### Task objective
Count the lines below containing "swatch". Number only.

### Provided data
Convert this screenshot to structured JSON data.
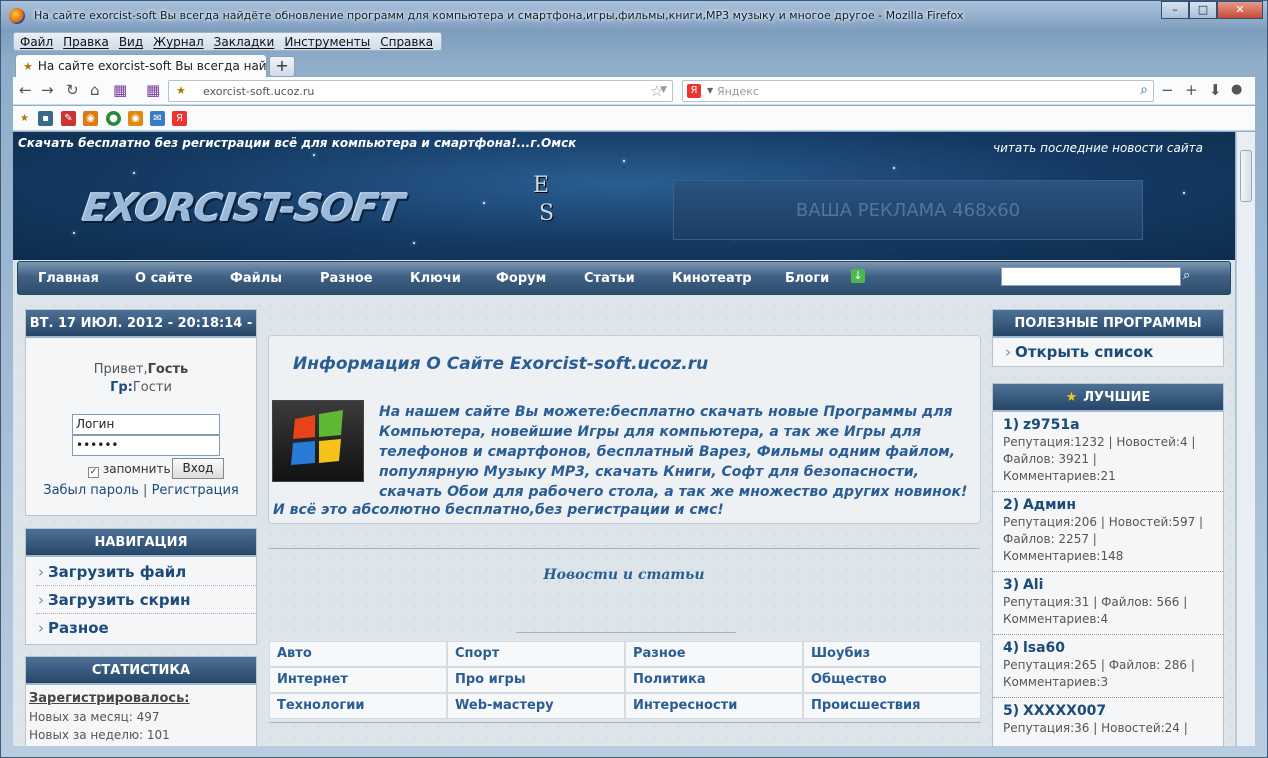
{
  "window": {
    "title": "На сайте exorcist-soft Вы всегда найдёте обновление программ для компьютера и смартфона,игры,фильмы,книги,MP3 музыку и многое другое - Mozilla Firefox",
    "controls": {
      "minimize": "–",
      "maximize": "□",
      "close": "✕"
    }
  },
  "menu": [
    "Файл",
    "Правка",
    "Вид",
    "Журнал",
    "Закладки",
    "Инструменты",
    "Справка"
  ],
  "tabs": [
    {
      "label": "На сайте exorcist-soft Вы всегда найд..."
    }
  ],
  "newtab_label": "+",
  "address": {
    "url": "exorcist-soft.ucoz.ru"
  },
  "search": {
    "placeholder": "Яндекс"
  },
  "site": {
    "tagline": "Скачать бесплатно без регистрации всё для компьютера и смартфона!...г.Омск",
    "latest_link": "читать последние новости сайта",
    "logo": "EXORCIST-SOFT",
    "logo_mark_top": "E",
    "logo_mark_bottom": "S",
    "ad": "ВАША РЕКЛАМА 468x60",
    "nav": [
      "Главная",
      "О сайте",
      "Файлы",
      "Разное",
      "Ключи",
      "Форум",
      "Статьи",
      "Кинотеатр",
      "Блоги"
    ]
  },
  "left": {
    "date": "ВТ. 17 ИЮЛ. 2012 - 20:18:14 -",
    "greeting_prefix": "Привет,",
    "greeting_name": "Гость",
    "group_prefix": "Гр:",
    "group_name": "Гости",
    "login_value": "Логин",
    "password_value": "••••••",
    "remember_label": "запомнить",
    "login_button": "Вход",
    "forgot_link": "Забыл пароль",
    "separator": "|",
    "register_link": "Регистрация",
    "nav_title": "НАВИГАЦИЯ",
    "nav_items": [
      "Загрузить файл",
      "Загрузить скрин",
      "Разное"
    ],
    "stats_title": "СТАТИСТИКА",
    "stats_registered": "Зарегистрировалось:",
    "stats_lines": [
      "Новых за месяц: 497",
      "Новых за неделю: 101"
    ]
  },
  "main": {
    "info_title": "Информация О Сайте Exorcist-soft.ucoz.ru",
    "info_text": "На нашем сайте Вы можете:бесплатно скачать новые Программы для Компьютера, новейшие Игры для компьютера, а так же Игры для телефонов и смартфонов, бесплатный Варез, Фильмы одним файлом, популярную Музыку MP3, скачать Книги, Софт для безопасности, скачать Обои для рабочего стола, а так же множество других новинок!",
    "info_last": "И всё это абсолютно бесплатно,без регистрации и смс!",
    "news_title": "Новости и статьи",
    "categories": [
      "Авто",
      "Спорт",
      "Разное",
      "Шоубиз",
      "Интернет",
      "Про игры",
      "Политика",
      "Общество",
      "Технологии",
      "Web-мастеру",
      "Интересности",
      "Происшествия"
    ]
  },
  "right": {
    "useful_title": "ПОЛЕЗНЫЕ ПРОГРАММЫ",
    "useful_link": "Открыть список",
    "best_title": "ЛУЧШИЕ",
    "best": [
      {
        "rank": "1)",
        "name": "z9751a",
        "lines": "Репутация:1232 | Новостей:4 | Файлов: 3921 | Комментариев:21"
      },
      {
        "rank": "2)",
        "name": "Админ",
        "lines": "Репутация:206 | Новостей:597 | Файлов: 2257 | Комментариев:148"
      },
      {
        "rank": "3)",
        "name": "Ali",
        "lines": "Репутация:31 | Файлов: 566 | Комментариев:4"
      },
      {
        "rank": "4)",
        "name": "lsa60",
        "lines": "Репутация:265 | Файлов: 286 | Комментариев:3"
      },
      {
        "rank": "5)",
        "name": "XXXXX007",
        "lines": "Репутация:36 | Новостей:24 |"
      }
    ]
  },
  "icons": {
    "firefox": "firefox-icon",
    "back": "back-arrow-icon",
    "forward": "forward-arrow-icon",
    "reload": "reload-icon",
    "home": "home-icon"
  },
  "colors": {
    "accent": "#2a5d93",
    "header_bg": "#143a63",
    "nav_bg": "#3f6185"
  }
}
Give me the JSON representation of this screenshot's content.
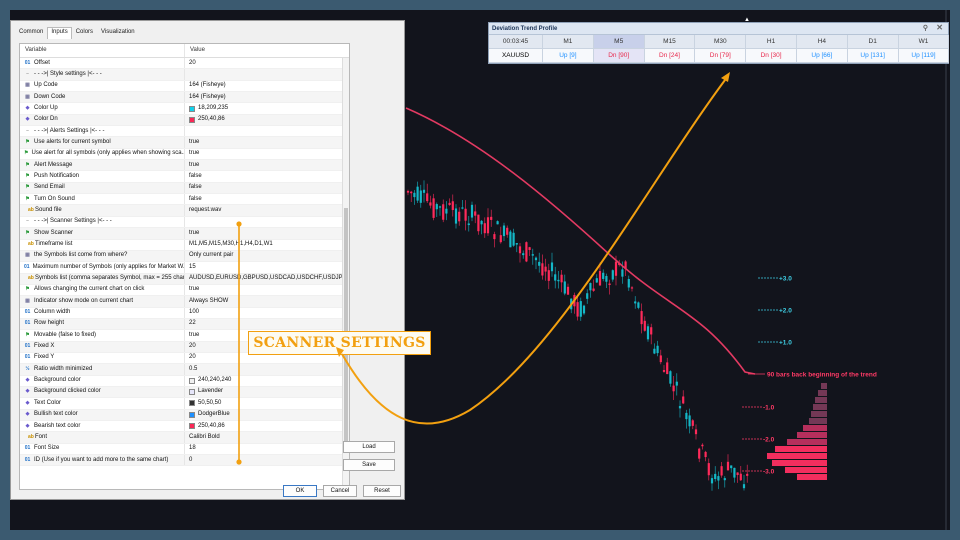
{
  "dialog": {
    "tabs": [
      "Common",
      "Inputs",
      "Colors",
      "Visualization"
    ],
    "active_tab": "Inputs",
    "columns": [
      "Variable",
      "Value"
    ],
    "rows": [
      {
        "icon": "01",
        "type": "t01",
        "name": "Offset",
        "value": "20"
      },
      {
        "icon": "–",
        "type": "tsep",
        "name": "- - ->| Style settings |<- - -",
        "value": ""
      },
      {
        "icon": "▦",
        "type": "tgrid",
        "name": "Up Code",
        "value": "164 (Fisheye)"
      },
      {
        "icon": "▦",
        "type": "tgrid",
        "name": "Down Code",
        "value": "164 (Fisheye)"
      },
      {
        "icon": "◆",
        "type": "tcolor",
        "name": "Color Up",
        "value": "18,209,235",
        "swatch": "#12d1eb"
      },
      {
        "icon": "◆",
        "type": "tcolor",
        "name": "Color Dn",
        "value": "250,40,86",
        "swatch": "#fa2856"
      },
      {
        "icon": "–",
        "type": "tsep",
        "name": "- - ->| Alerts Settings |<- - -",
        "value": ""
      },
      {
        "icon": "⚑",
        "type": "tflag",
        "name": "Use alerts for current symbol",
        "value": "true"
      },
      {
        "icon": "⚑",
        "type": "tflag",
        "name": "Use alert for all symbols (only applies when showing sca...",
        "value": "true"
      },
      {
        "icon": "⚑",
        "type": "tflag",
        "name": "Alert Message",
        "value": "true"
      },
      {
        "icon": "⚑",
        "type": "tflag",
        "name": "Push Notification",
        "value": "false"
      },
      {
        "icon": "⚑",
        "type": "tflag",
        "name": "Send Email",
        "value": "false"
      },
      {
        "icon": "⚑",
        "type": "tflag",
        "name": "Turn On Sound",
        "value": "false"
      },
      {
        "icon": "ab",
        "type": "tab",
        "name": "Sound file",
        "value": "request.wav"
      },
      {
        "icon": "–",
        "type": "tsep",
        "name": "- - ->| Scanner Settings |<- - -",
        "value": ""
      },
      {
        "icon": "⚑",
        "type": "tflag",
        "name": "Show Scanner",
        "value": "true"
      },
      {
        "icon": "ab",
        "type": "tab",
        "name": "Timeframe list",
        "value": "M1,M5,M15,M30,H1,H4,D1,W1"
      },
      {
        "icon": "▦",
        "type": "tgrid",
        "name": "the Symbols list come from where?",
        "value": "Only current pair"
      },
      {
        "icon": "01",
        "type": "t01",
        "name": "Maximum number of Symbols (only applies for Market W...",
        "value": "15"
      },
      {
        "icon": "ab",
        "type": "tab",
        "name": "Symbols list (comma separates Symbol, max = 255 char...",
        "value": "AUDUSD,EURUSD,GBPUSD,USDCAD,USDCHF,USDJPY,NZD..."
      },
      {
        "icon": "⚑",
        "type": "tflag",
        "name": "Allows changing the current chart on click",
        "value": "true"
      },
      {
        "icon": "▦",
        "type": "tgrid",
        "name": "Indicator show mode on current chart",
        "value": "Always SHOW"
      },
      {
        "icon": "01",
        "type": "t01",
        "name": "Column width",
        "value": "100"
      },
      {
        "icon": "01",
        "type": "t01",
        "name": "Row height",
        "value": "22"
      },
      {
        "icon": "⚑",
        "type": "tflag",
        "name": "Movable (false to fixed)",
        "value": "true"
      },
      {
        "icon": "01",
        "type": "t01",
        "name": "Fixed X",
        "value": "20"
      },
      {
        "icon": "01",
        "type": "t01",
        "name": "Fixed Y",
        "value": "20"
      },
      {
        "icon": "½",
        "type": "thalf",
        "name": "Ratio width minimized",
        "value": "0.5"
      },
      {
        "icon": "◆",
        "type": "tcolor",
        "name": "Background color",
        "value": "240,240,240",
        "swatch": "#f0f0f0"
      },
      {
        "icon": "◆",
        "type": "tcolor",
        "name": "Background clicked color",
        "value": "Lavender",
        "swatch": "#e6e6fa"
      },
      {
        "icon": "◆",
        "type": "tcolor",
        "name": "Text Color",
        "value": "50,50,50",
        "swatch": "#323232"
      },
      {
        "icon": "◆",
        "type": "tcolor",
        "name": "Bullish text color",
        "value": "DodgerBlue",
        "swatch": "#1e90ff"
      },
      {
        "icon": "◆",
        "type": "tcolor",
        "name": "Bearish text color",
        "value": "250,40,86",
        "swatch": "#fa2856"
      },
      {
        "icon": "ab",
        "type": "tab",
        "name": "Font",
        "value": "Calibri Bold"
      },
      {
        "icon": "01",
        "type": "t01",
        "name": "Font Size",
        "value": "18"
      },
      {
        "icon": "01",
        "type": "t01",
        "name": "ID (Use if you want to add more to the same chart)",
        "value": "0"
      }
    ],
    "buttons": {
      "load": "Load",
      "save": "Save",
      "ok": "OK",
      "cancel": "Cancel",
      "reset": "Reset"
    }
  },
  "profile_panel": {
    "title": "Deviation Trend Profile",
    "timer": "00:03:45",
    "symbol": "XAUUSD",
    "timeframes": [
      "M1",
      "M5",
      "M15",
      "M30",
      "H1",
      "H4",
      "D1",
      "W1"
    ],
    "values": [
      "Up [9]",
      "Dn [90]",
      "Dn [24]",
      "Dn [79]",
      "Dn [30]",
      "Up [66]",
      "Up [131]",
      "Up [119]"
    ],
    "directions": [
      "up",
      "dn",
      "dn",
      "dn",
      "dn",
      "up",
      "up",
      "up"
    ],
    "highlighted": "M5",
    "pin_icon": "pin-icon",
    "close_icon": "close-icon"
  },
  "callout": {
    "text": "SCANNER SETTINGS",
    "color": "#f2a010"
  },
  "chart": {
    "trend_label": "90 bars back beginning of the trend",
    "levels": [
      "+3.0",
      "+2.0",
      "+1.0",
      "-1.0",
      "-2.0",
      "-3.0"
    ],
    "bull_color": "#14b8c8",
    "bear_color": "#ff2a5a",
    "trend_line_color": "#e23a62"
  },
  "colors": {
    "accent": "#f2a010",
    "chart_bg": "#12141c",
    "dialog_bg": "#f0f0f0"
  }
}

### Your response
7